US Ambassador Applauds Changes in NATO Force Structure

US Ambassador to NATO Douglas E. Lute[T]he force posture that NATO has had for the last 20 years or so when it went on operations, extended operations in the Balkans and in Afghanistan, was not best suited for these demands that we now face on our periphery. So the leaders took decisions to change or adapt or revise NATO’s force structure.

It’s really a three-part program. First, leaders took the decision to create what we call the Very High Readiness Joint Task Force. This is a brigade-sized ground element which is supported by air, sea and special operations forces that will be on several days’ notice to move. That is several days’ readiness. It will be postured, assembled mostly in the western countries, the western allies of the alliance, but it will be prepared to move anywhere inside alliance space in response to a direct threat.

And while this decision was taken to create this force at Wales, last Thursday defense ministers confirmed that we now have six allies who are prepared to lead this force in the upcoming six years.

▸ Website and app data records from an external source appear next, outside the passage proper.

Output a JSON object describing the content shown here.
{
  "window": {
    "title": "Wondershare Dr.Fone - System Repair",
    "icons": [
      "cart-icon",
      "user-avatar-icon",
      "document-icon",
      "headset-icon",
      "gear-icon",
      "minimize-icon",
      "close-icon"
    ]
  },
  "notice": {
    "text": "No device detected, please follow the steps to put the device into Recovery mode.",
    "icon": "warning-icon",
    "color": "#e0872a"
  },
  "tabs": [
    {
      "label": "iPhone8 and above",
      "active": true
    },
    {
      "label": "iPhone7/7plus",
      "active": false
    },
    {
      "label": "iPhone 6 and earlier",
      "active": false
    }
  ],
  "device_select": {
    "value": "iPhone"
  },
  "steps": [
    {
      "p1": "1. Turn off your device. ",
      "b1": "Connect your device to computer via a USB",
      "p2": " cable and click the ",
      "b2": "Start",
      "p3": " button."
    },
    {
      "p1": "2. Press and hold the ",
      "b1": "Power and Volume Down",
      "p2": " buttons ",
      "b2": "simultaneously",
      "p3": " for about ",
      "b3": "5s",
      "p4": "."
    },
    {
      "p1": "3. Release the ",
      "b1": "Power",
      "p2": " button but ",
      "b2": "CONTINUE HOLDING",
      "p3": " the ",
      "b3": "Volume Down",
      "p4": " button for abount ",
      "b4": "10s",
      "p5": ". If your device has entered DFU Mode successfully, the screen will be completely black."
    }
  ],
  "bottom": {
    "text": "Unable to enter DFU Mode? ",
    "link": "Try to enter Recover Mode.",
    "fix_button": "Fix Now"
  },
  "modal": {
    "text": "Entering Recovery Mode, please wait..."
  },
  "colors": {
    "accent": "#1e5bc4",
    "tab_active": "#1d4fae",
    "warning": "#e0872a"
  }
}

So defense ministers essentially added definition to the decision that was made at Wales.

The second element of RAP, the Readiness Action Plan, which is important, is that across the six eastern-most allies, of NATO — so again, beginning in the north with Estonia and Bulgaria, all the way down to Bulgaria in the south — NATO decided to establish six, one in each country, six rather small, modest command and control centers. These centers are designed to work with the allies themselves and be essentially the reception centers in the event that the Rapid Deployment Brigade is sent to one of these six allies.

So you have in essence a Rapid Deployment Brigade in the west prepared to go anywhere from Estonia through Bulgaria, or elsewhere in the alliance if required. And then in the east you have these reception cells, these command and control cells, that are prepared to facilitate the arrival of that brigade.

The third element of RAP, and then we’ll get to your questions, has to do with NATO adjusting its command and control structure. These are the headquarters, the combat headquarters, which are designed to command combat forces if required. It’s decided to, we’ve decided to stand up a three star level, that is a corps level headquarters in western Poland and from that headquarters, which we’ll stand up, they will be able to command and control any training, any exercises and any potential operations on the eastern flank of NATO.

So Ready Reaction Force, six reception centers, and a three star headquarters. All of those were commissioned as projects at Wales. And last Thursday all of them were delivered by defense ministers.

Excerpt from Ambassador Douglas Lute’s remarks to the press, February, 13, 2015.

Image: US Ambassador to NATO Douglas E. Lute (photo: Department of State)